━━ MATERIAL FOR THE TASK ━━
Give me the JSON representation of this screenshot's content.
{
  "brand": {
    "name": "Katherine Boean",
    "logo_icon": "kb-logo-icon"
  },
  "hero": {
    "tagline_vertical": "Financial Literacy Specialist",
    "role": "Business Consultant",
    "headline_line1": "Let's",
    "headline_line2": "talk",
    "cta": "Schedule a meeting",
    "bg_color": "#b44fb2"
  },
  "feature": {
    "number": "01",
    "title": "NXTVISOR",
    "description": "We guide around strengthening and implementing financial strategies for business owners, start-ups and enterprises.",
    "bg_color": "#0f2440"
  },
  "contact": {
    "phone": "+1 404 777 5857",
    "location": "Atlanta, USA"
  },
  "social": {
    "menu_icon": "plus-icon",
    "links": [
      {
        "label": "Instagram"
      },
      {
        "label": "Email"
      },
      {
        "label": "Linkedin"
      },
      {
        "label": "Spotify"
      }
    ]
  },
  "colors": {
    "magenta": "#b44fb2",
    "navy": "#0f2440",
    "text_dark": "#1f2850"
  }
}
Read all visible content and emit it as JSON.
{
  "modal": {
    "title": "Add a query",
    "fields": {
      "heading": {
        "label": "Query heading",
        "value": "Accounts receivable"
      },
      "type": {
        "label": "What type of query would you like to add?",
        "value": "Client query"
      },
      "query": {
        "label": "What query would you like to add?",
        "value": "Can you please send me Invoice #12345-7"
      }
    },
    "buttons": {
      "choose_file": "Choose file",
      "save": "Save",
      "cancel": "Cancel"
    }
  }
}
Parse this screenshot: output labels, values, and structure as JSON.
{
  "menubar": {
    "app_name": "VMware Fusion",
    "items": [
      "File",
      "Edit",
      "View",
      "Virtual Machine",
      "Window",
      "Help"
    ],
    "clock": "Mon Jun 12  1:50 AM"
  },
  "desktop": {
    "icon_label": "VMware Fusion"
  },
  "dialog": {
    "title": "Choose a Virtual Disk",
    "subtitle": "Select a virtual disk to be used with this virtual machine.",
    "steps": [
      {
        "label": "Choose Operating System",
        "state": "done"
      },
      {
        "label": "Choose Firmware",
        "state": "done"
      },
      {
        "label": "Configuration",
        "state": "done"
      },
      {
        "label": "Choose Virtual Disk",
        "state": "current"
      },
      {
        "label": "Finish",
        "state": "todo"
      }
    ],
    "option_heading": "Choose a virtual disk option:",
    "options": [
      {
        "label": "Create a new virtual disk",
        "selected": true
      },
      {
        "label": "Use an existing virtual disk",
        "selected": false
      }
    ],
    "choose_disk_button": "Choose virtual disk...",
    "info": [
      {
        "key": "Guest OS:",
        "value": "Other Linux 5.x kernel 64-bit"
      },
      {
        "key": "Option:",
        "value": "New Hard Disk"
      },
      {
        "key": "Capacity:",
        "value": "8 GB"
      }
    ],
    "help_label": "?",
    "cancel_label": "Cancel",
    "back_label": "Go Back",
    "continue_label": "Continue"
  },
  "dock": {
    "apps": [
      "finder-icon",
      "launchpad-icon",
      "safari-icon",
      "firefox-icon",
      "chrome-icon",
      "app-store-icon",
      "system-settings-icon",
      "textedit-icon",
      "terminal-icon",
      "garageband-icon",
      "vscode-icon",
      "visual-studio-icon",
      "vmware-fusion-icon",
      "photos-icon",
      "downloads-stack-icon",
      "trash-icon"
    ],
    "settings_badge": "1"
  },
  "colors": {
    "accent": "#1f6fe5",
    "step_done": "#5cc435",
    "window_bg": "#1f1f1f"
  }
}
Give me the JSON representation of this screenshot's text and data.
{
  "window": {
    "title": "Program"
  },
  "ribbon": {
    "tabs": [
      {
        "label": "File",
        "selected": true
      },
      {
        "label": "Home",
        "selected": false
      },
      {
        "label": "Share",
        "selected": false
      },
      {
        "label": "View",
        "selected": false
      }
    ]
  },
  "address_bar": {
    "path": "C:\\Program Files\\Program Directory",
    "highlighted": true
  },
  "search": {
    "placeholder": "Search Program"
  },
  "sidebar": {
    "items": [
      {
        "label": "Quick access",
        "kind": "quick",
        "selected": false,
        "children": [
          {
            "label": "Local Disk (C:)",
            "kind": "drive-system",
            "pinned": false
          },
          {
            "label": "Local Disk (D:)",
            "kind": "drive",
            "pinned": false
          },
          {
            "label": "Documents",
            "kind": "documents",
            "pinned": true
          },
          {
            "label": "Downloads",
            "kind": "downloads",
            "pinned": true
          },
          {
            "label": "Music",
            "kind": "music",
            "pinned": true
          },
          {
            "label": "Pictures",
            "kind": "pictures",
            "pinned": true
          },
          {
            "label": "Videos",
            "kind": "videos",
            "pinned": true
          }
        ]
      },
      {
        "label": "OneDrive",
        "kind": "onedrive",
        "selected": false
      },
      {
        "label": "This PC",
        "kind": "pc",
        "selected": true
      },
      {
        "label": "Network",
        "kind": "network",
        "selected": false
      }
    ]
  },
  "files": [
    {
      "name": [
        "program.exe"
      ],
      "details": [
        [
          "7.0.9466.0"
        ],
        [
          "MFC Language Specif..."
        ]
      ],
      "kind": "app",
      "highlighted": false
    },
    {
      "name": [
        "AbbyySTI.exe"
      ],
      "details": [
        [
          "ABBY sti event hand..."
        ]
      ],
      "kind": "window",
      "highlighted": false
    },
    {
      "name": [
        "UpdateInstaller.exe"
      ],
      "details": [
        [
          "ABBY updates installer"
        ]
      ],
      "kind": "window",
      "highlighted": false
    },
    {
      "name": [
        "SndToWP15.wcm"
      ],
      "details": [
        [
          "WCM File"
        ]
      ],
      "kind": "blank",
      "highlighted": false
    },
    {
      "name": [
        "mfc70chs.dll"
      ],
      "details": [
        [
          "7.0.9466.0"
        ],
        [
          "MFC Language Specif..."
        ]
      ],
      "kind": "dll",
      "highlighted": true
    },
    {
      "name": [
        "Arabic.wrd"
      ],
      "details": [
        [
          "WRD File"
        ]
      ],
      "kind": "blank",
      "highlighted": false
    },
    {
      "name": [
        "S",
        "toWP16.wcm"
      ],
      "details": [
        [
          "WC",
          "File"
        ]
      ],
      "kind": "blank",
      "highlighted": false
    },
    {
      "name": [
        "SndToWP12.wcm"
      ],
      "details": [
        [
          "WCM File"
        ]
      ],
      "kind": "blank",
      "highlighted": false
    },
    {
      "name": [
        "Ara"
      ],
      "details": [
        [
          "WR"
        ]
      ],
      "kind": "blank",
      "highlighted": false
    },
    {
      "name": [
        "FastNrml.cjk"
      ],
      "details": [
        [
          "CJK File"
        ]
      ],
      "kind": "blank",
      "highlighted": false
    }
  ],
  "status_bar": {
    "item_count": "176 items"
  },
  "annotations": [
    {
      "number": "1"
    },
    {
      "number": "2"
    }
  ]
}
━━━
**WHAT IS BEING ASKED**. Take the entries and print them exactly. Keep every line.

**ANSWER BELOW**.
Give me the JSON representation of this screenshot's content.
{
  "brand": {
    "name": "Katherine Boean",
    "logo_icon": "kb-logo-icon"
  },
  "hero": {
    "tagline_vertical": "Financial Literacy Specialist",
    "role": "Business Consultant",
    "headline_line1": "Let's",
    "headline_line2": "talk",
    "cta": "Schedule a meeting",
    "bg_color": "#b44fb2"
  },
  "feature": {
    "number": "01",
    "title": "NXTVISOR",
    "description": "We guide around strengthening and implementing financial strategies for business owners, start-ups and enterprises.",
    "bg_color": "#0f2440"
  },
  "contact": {
    "phone": "+1 404 777 5857",
    "location": "Atlanta, USA"
  },
  "social": {
    "menu_icon": "plus-icon",
    "links": [
      {
        "label": "Instagram"
      },
      {
        "label": "Email"
      },
      {
        "label": "Linkedin"
      },
      {
        "label": "Spotify"
      }
    ]
  },
  "colors": {
    "magenta": "#b44fb2",
    "navy": "#0f2440",
    "text_dark": "#1f2850"
  }
}
Read all visible content and emit it as JSON.
{
  "modal": {
    "title": "Add a query",
    "fields": {
      "heading": {
        "label": "Query heading",
        "value": "Accounts receivable"
      },
      "type": {
        "label": "What type of query would you like to add?",
        "value": "Client query"
      },
      "query": {
        "label": "What query would you like to add?",
        "value": "Can you please send me Invoice #12345-7"
      }
    },
    "buttons": {
      "choose_file": "Choose file",
      "save": "Save",
      "cancel": "Cancel"
    }
  }
}
Parse this screenshot: output labels, values, and structure as JSON.
{
  "menubar": {
    "app_name": "VMware Fusion",
    "items": [
      "File",
      "Edit",
      "View",
      "Virtual Machine",
      "Window",
      "Help"
    ],
    "clock": "Mon Jun 12  1:50 AM"
  },
  "desktop": {
    "icon_label": "VMware Fusion"
  },
  "dialog": {
    "title": "Choose a Virtual Disk",
    "subtitle": "Select a virtual disk to be used with this virtual machine.",
    "steps": [
      {
        "label": "Choose Operating System",
        "state": "done"
      },
      {
        "label": "Choose Firmware",
        "state": "done"
      },
      {
        "label": "Configuration",
        "state": "done"
      },
      {
        "label": "Choose Virtual Disk",
        "state": "current"
      },
      {
        "label": "Finish",
        "state": "todo"
      }
    ],
    "option_heading": "Choose a virtual disk option:",
    "options": [
      {
        "label": "Create a new virtual disk",
        "selected": true
      },
      {
        "label": "Use an existing virtual disk",
        "selected": false
      }
    ],
    "choose_disk_button": "Choose virtual disk...",
    "info": [
      {
        "key": "Guest OS:",
        "value": "Other Linux 5.x kernel 64-bit"
      },
      {
        "key": "Option:",
        "value": "New Hard Disk"
      },
      {
        "key": "Capacity:",
        "value": "8 GB"
      }
    ],
    "help_label": "?",
    "cancel_label": "Cancel",
    "back_label": "Go Back",
    "continue_label": "Continue"
  },
  "dock": {
    "apps": [
      "finder-icon",
      "launchpad-icon",
      "safari-icon",
      "firefox-icon",
      "chrome-icon",
      "app-store-icon",
      "system-settings-icon",
      "textedit-icon",
      "terminal-icon",
      "garageband-icon",
      "vscode-icon",
      "visual-studio-icon",
      "vmware-fusion-icon",
      "photos-icon",
      "downloads-stack-icon",
      "trash-icon"
    ],
    "settings_badge": "1"
  },
  "colors": {
    "accent": "#1f6fe5",
    "step_done": "#5cc435",
    "window_bg": "#1f1f1f"
  }
}
Give me the JSON representation of this screenshot's text and data.
{
  "window": {
    "title": "Program"
  },
  "ribbon": {
    "tabs": [
      {
        "label": "File",
        "selected": true
      },
      {
        "label": "Home",
        "selected": false
      },
      {
        "label": "Share",
        "selected": false
      },
      {
        "label": "View",
        "selected": false
      }
    ]
  },
  "address_bar": {
    "path": "C:\\Program Files\\Program Directory",
    "highlighted": true
  },
  "search": {
    "placeholder": "Search Program"
  },
  "sidebar": {
    "items": [
      {
        "label": "Quick access",
        "kind": "quick",
        "selected": false,
        "children": [
          {
            "label": "Local Disk (C:)",
            "kind": "drive-system",
            "pinned": false
          },
          {
            "label": "Local Disk (D:)",
            "kind": "drive",
            "pinned": false
          },
          {
            "label": "Documents",
            "kind": "documents",
            "pinned": true
          },
          {
            "label": "Downloads",
            "kind": "downloads",
            "pinned": true
          },
          {
            "label": "Music",
            "kind": "music",
            "pinned": true
          },
          {
            "label": "Pictures",
            "kind": "pictures",
            "pinned": true
          },
          {
            "label": "Videos",
            "kind": "videos",
            "pinned": true
          }
        ]
      },
      {
        "label": "OneDrive",
        "kind": "onedrive",
        "selected": false
      },
      {
        "label": "This PC",
        "kind": "pc",
        "selected": true
      },
      {
        "label": "Network",
        "kind": "network",
        "selected": false
      }
    ]
  },
  "files": [
    {
      "name": [
        "program.exe"
      ],
      "details": [
        [
          "7.0.9466.0"
        ],
        [
          "MFC Language Specif..."
        ]
      ],
      "kind": "app",
      "highlighted": false
    },
    {
      "name": [
        "AbbyySTI.exe"
      ],
      "details": [
        [
          "ABBY sti event hand..."
        ]
      ],
      "kind": "window",
      "highlighted": false
    },
    {
      "name": [
        "UpdateInstaller.exe"
      ],
      "details": [
        [
          "ABBY updates installer"
        ]
      ],
      "kind": "window",
      "highlighted": false
    },
    {
      "name": [
        "SndToWP15.wcm"
      ],
      "details": [
        [
          "WCM File"
        ]
      ],
      "kind": "blank",
      "highlighted": false
    },
    {
      "name": [
        "mfc70chs.dll"
      ],
      "details": [
        [
          "7.0.9466.0"
        ],
        [
          "MFC Language Specif..."
        ]
      ],
      "kind": "dll",
      "highlighted": true
    },
    {
      "name": [
        "Arabic.wrd"
      ],
      "details": [
        [
          "WRD File"
        ]
      ],
      "kind": "blank",
      "highlighted": false
    },
    {
      "name": [
        "S",
        "toWP16.wcm"
      ],
      "details": [
        [
          "WC",
          "File"
        ]
      ],
      "kind": "blank",
      "highlighted": false
    },
    {
      "name": [
        "SndToWP12.wcm"
      ],
      "details": [
        [
          "WCM File"
        ]
      ],
      "kind": "blank",
      "highlighted": false
    },
    {
      "name": [
        "Ara"
      ],
      "details": [
        [
          "WR"
        ]
      ],
      "kind": "blank",
      "highlighted": false
    },
    {
      "name": [
        "FastNrml.cjk"
      ],
      "details": [
        [
          "CJK File"
        ]
      ],
      "kind": "blank",
      "highlighted": false
    }
  ],
  "status_bar": {
    "item_count": "176 items"
  },
  "annotations": [
    {
      "number": "1"
    },
    {
      "number": "2"
    }
  ]
}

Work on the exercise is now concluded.